I generally find it difficult to really get enthusiastic about books featuring post/transhuman characters – for the simple reason that they are so different, I don’t feel any emotional bond with them. Not poor old Jules, though… despite his technological advantages, he is very humanly flawed and believable, driving the tempo and tone of the story forward as it teeters between farce and tragedy without losing our interest. The whole world works really well – although I have to say that the term ‘whuffie’ scraped across my synapses, rather. And for those of you scratching your heads over that one, in a society where food and shelter are freely available and money is obsolete, your reputation/standing or whuffie, is what people work towards boosting. Those with high whuffie gain admiration and respect, if not outright fame from everyone else.
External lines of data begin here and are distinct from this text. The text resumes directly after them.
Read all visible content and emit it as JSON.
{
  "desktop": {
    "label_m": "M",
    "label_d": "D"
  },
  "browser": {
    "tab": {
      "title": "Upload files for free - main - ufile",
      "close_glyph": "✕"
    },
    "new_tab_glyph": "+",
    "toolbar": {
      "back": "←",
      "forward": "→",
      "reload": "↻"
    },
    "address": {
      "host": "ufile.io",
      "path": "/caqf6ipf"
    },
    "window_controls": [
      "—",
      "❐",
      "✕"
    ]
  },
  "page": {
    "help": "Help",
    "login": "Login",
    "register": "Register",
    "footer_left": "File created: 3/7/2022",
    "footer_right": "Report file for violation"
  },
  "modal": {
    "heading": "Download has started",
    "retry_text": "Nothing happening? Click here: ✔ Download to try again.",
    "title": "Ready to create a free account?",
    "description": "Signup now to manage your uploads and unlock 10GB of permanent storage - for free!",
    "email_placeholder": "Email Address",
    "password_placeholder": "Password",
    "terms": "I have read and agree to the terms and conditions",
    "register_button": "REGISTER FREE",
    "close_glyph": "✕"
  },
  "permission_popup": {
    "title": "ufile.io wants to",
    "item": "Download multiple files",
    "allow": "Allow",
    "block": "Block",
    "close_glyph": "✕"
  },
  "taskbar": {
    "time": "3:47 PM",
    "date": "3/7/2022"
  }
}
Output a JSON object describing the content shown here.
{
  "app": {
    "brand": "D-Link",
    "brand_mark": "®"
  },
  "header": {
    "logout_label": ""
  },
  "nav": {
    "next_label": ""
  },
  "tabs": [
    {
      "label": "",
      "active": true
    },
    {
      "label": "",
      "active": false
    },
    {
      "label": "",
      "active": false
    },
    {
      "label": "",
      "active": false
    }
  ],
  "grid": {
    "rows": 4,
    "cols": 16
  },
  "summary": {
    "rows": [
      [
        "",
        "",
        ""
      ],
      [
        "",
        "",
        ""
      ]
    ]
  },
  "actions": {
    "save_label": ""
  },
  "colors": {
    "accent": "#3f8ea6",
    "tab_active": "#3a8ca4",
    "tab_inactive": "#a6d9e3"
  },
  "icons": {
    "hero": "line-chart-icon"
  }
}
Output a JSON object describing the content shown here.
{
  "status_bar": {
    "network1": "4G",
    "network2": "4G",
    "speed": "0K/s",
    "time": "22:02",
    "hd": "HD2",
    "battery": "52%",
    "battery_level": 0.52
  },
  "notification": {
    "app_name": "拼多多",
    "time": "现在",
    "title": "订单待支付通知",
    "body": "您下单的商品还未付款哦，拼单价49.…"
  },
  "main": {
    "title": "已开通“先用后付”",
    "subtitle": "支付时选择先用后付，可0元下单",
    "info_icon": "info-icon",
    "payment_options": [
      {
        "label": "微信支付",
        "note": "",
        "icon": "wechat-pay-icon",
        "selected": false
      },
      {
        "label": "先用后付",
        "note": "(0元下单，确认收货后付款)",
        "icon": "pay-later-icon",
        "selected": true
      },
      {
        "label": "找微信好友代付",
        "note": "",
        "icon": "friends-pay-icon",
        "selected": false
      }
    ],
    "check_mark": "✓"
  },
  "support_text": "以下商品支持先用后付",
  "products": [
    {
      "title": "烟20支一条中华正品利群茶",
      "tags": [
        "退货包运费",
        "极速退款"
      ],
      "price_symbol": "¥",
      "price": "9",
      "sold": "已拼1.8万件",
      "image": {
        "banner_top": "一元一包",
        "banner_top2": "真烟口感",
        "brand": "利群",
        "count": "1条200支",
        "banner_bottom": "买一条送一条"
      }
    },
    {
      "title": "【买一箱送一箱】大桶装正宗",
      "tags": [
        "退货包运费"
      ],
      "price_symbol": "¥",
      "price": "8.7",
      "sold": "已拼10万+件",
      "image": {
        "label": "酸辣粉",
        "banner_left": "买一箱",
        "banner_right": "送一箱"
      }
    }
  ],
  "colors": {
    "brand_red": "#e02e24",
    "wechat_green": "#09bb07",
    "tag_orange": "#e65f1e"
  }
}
However, it has to be constantly worked at and it is all too easy for those with a high whuffie rating to lose it by making a series of bad decisions. I hasten to add, that it isn’t the concept that bothers me – I happen to think that it’s a smart, slick idea with plenty of purchase – it’s the word. ‘Whuffie’ puts me in mind of a small terrier breed of dog with a bristled coat and uncertain temper… However, I’ll freely admit that it is a very picky point, and not one that merits knocking off any points as it didn’t dent my enjoyment too much.

I can understand why this slim volume created such a stir, in addition to receiving a nomination for the 2004 Nebula Award.  The plot drives forward with plenty of twists that provide real pageturner appeal, which doesn’t prevent Doctorow from making some nicely pertinent points about his society.  The fact that the battle plays out for Disney World – a prepackaged shot of nostalgia that never existed in the first place – creates a sense of wierd hilarity, while becoming a symbol for something that transhumanity has lost.   There are a number of books who have attempted to describe a transhuman society, where technology has shifted Man’s perspective so far away from our current concerns, that sociological and personal goals are completely different. Mostly, they fail. Down and Out in the Magic Kingdom is among the select handful I’ve read that actually have succeeded in creating a plausible scenario where transhumankind live and breathe – and I care that they do so…
10/10